Rival agencies from around the world also want their hands on the device, resulting in a competitive chase between Mace and her computer specializing friend Khadija (Lupita Nyong’o), a German agent named Marie (Diane Kruger), Chinese agent Lin Mi Sheng (Bingbing Fan), and others like Spanish psychologist Graciela (Penélope Cruz). The idea of several different but equally skilled characters all going after the same object can be a fun setup, and it makes for the film’s only interesting angle.
But that’s over far too quickly and thanks to the easy alliance that forms between everyone under the banner of keeping the device out of the “wrong” hands. It’s especially strange to watch the movie make a point of how none of these women are particularly trusting due to their pasts and, you know, their line of work, only to then trust a variety of people at once despite having no actual reasons for trusting any of them.
The nonsense truly hits its peak halfway through when everyone inexplicably decides to just let Mace hand everything over to the CIA. Surely some of these other agencies from different countries wouldn’t want that? The 355 features some physically improbable feats as well, like a scene where Marie is being pursued by Mace in a subway station only to magically appear inside of a train car after barely getting out of its way seconds before. Our suspension of disbelief can only go so far – if Marie had somehow managed to climb onto the car, that’s one thing, but showing up inside of it? Don’t think so.

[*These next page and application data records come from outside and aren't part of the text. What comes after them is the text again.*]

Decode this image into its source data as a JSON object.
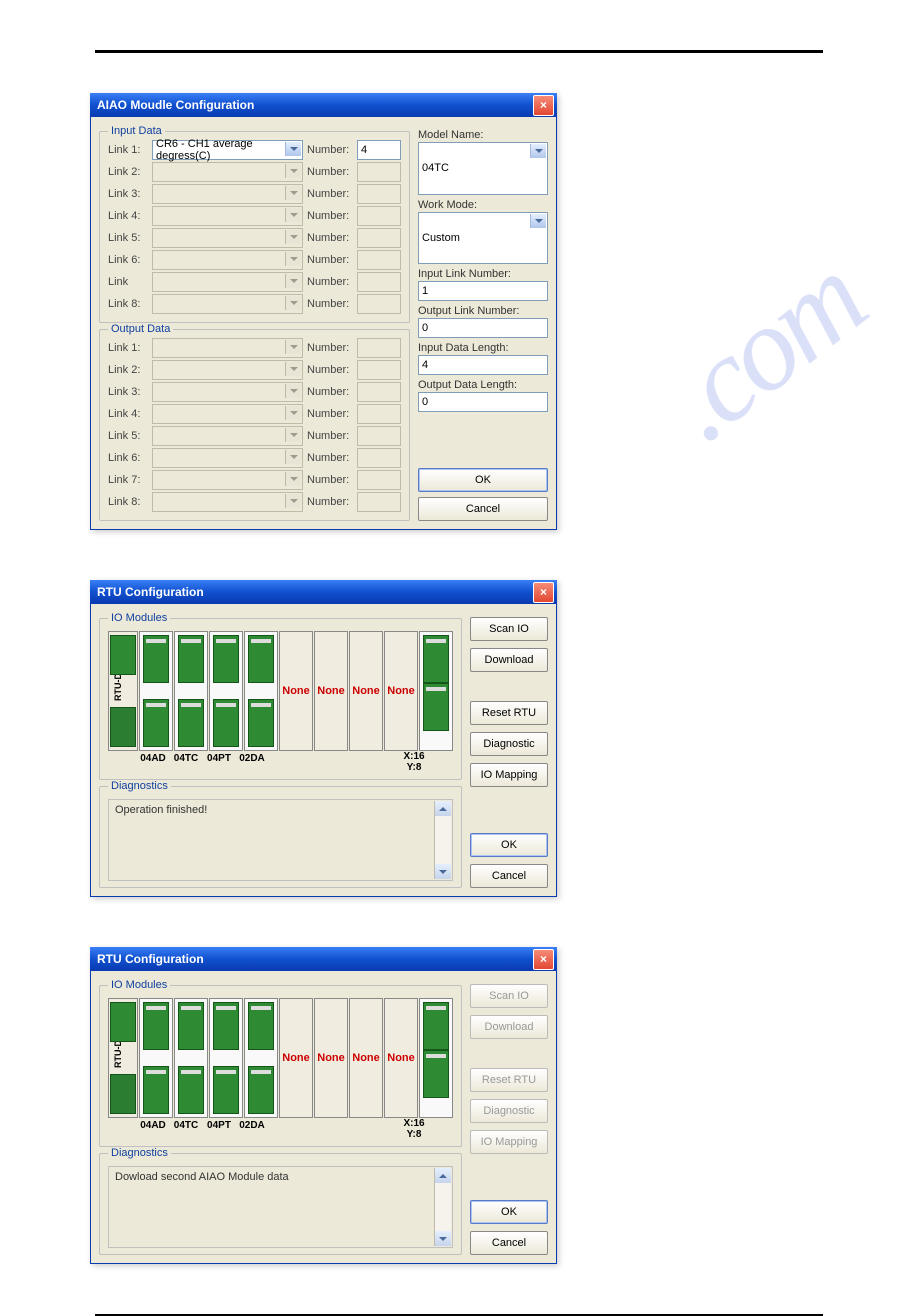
{
  "dlg1": {
    "title": "AIAO Moudle Configuration",
    "inputLegend": "Input Data",
    "outputLegend": "Output Data",
    "numberLabel": "Number:",
    "inputLinks": [
      {
        "label": "Link 1:",
        "value": "CR6 - CH1 average degress(C)",
        "num": "4",
        "enabled": true
      },
      {
        "label": "Link 2:",
        "value": "",
        "num": "",
        "enabled": false
      },
      {
        "label": "Link 3:",
        "value": "",
        "num": "",
        "enabled": false
      },
      {
        "label": "Link 4:",
        "value": "",
        "num": "",
        "enabled": false
      },
      {
        "label": "Link 5:",
        "value": "",
        "num": "",
        "enabled": false
      },
      {
        "label": "Link 6:",
        "value": "",
        "num": "",
        "enabled": false
      },
      {
        "label": "Link",
        "value": "",
        "num": "",
        "enabled": false
      },
      {
        "label": "Link 8:",
        "value": "",
        "num": "",
        "enabled": false
      }
    ],
    "outputLinks": [
      {
        "label": "Link 1:"
      },
      {
        "label": "Link 2:"
      },
      {
        "label": "Link 3:"
      },
      {
        "label": "Link 4:"
      },
      {
        "label": "Link 5:"
      },
      {
        "label": "Link 6:"
      },
      {
        "label": "Link 7:"
      },
      {
        "label": "Link 8:"
      }
    ],
    "right": {
      "modelNameLabel": "Model Name:",
      "modelName": "04TC",
      "workModeLabel": "Work Mode:",
      "workMode": "Custom",
      "inputLinkNumLabel": "Input Link Number:",
      "inputLinkNum": "1",
      "outputLinkNumLabel": "Output Link Number:",
      "outputLinkNum": "0",
      "inputDataLenLabel": "Input Data Length:",
      "inputDataLen": "4",
      "outputDataLenLabel": "Output Data Length:",
      "outputDataLen": "0"
    },
    "ok": "OK",
    "cancel": "Cancel"
  },
  "dlg2": {
    "title": "RTU Configuration",
    "ioLegend": "IO Modules",
    "diagLegend": "Diagnostics",
    "diagText": "Operation finished!",
    "modules": [
      "04AD",
      "04TC",
      "04PT",
      "02DA"
    ],
    "noneLabel": "None",
    "xy": "X:16\nY:8",
    "buttons": {
      "scan": "Scan IO",
      "download": "Download",
      "reset": "Reset RTU",
      "diag": "Diagnostic",
      "map": "IO Mapping"
    },
    "ok": "OK",
    "cancel": "Cancel",
    "buttonsEnabled": true
  },
  "dlg3": {
    "title": "RTU Configuration",
    "ioLegend": "IO Modules",
    "diagLegend": "Diagnostics",
    "diagText": "Dowload second AIAO Module data",
    "modules": [
      "04AD",
      "04TC",
      "04PT",
      "02DA"
    ],
    "noneLabel": "None",
    "xy": "X:16\nY:8",
    "buttons": {
      "scan": "Scan IO",
      "download": "Download",
      "reset": "Reset RTU",
      "diag": "Diagnostic",
      "map": "IO Mapping"
    },
    "ok": "OK",
    "cancel": "Cancel",
    "buttonsEnabled": false
  }
}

These things might be excusable in a film that has a little more life and personality, so the fact that the woefully generic The 355 is devoid of either one makes its storytelling issues all the more glaring. Take, for example, the film’s reveal that Nick (Sebastian Stan), who we are introduced to as Mace’s romantic partner at the start of the movie, is actually a villain. Now some may cry spoiler, but the film does that all on its own – the first 15 minutes follows a botched mission by Mace and Nick that ends with the latter meeting up with who we know to be the bad guys, while Mace believes him to be dead.
This wouldn’t be a problem if we then cut to Nick once or twice to see what he’s up to before the inevitable reveal that he’s alive, yet The 355 does no such thing. We don’t see Nick again until Mace does, and while it has the proper impact on her, it’s something the audience already knows. Why not make some sort of attempt to fool us into believing – like the protagonist does – that he’s dead, so the reveal that he’s not actually has weight? Even if it’s still obvious, and it probably would be, it at least would be trying to tie our surprise and emotion to that of the main character.

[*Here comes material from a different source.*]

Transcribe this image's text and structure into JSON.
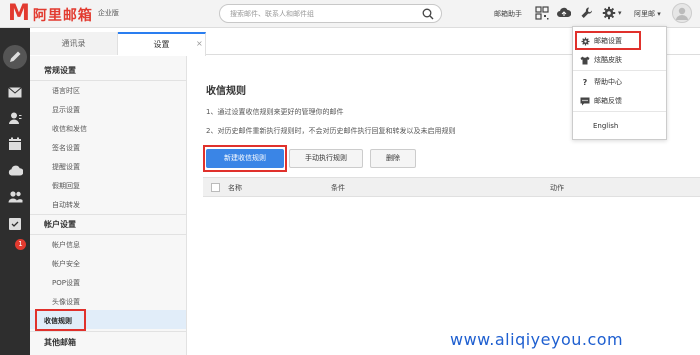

For all of its struggles, The 355 is still mostly competently put together and its cast does what they can with the material to lift it as much as they can. Though that doesn’t make for a particularly good movie. It’s only after a very boring hour and a half that things finally get somewhat exciting in the lead-up to the final showdown – this is when things genuinely start to work and the action becomes dynamic. Unfortunately, it’s just too little, far too late.